[GIVEN INFORMATION Boundary: Start]

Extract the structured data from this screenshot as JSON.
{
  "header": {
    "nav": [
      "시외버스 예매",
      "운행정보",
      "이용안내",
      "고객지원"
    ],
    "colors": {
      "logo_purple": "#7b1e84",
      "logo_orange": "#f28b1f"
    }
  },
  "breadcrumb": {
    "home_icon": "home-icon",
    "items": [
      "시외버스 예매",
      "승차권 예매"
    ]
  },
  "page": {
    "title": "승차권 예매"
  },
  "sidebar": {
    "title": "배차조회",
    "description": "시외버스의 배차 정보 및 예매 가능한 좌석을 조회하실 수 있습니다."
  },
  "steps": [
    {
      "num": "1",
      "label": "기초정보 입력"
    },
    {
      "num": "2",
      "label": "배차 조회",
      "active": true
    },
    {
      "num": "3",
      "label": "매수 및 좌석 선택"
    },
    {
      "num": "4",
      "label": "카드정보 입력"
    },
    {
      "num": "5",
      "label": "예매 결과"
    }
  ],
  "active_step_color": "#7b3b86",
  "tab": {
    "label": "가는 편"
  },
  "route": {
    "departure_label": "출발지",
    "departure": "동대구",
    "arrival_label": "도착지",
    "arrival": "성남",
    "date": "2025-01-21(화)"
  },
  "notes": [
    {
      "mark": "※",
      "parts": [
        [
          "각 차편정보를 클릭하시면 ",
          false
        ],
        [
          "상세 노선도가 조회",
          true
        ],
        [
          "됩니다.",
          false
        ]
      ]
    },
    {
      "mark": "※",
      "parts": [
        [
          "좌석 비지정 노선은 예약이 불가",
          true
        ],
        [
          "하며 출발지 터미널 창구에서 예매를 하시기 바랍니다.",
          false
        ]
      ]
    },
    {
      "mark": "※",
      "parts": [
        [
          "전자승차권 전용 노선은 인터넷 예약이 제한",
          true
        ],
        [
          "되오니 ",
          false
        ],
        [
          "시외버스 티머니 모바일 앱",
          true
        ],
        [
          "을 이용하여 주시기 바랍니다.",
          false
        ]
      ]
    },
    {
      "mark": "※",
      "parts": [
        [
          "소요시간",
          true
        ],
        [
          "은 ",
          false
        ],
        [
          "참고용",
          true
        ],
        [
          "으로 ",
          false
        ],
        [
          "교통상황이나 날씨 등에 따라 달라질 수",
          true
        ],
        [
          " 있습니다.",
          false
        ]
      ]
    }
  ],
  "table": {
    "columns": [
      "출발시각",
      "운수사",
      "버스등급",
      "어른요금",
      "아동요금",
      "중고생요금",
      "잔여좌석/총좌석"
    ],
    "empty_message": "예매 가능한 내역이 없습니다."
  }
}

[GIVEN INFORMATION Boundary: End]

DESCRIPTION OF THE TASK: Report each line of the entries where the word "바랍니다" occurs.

COMPLETED EXERCISE:
          "하며 출발지 터미널 창구에서 예매를 하시기 바랍니다.",
          "을 이용하여 주시기 바랍니다.",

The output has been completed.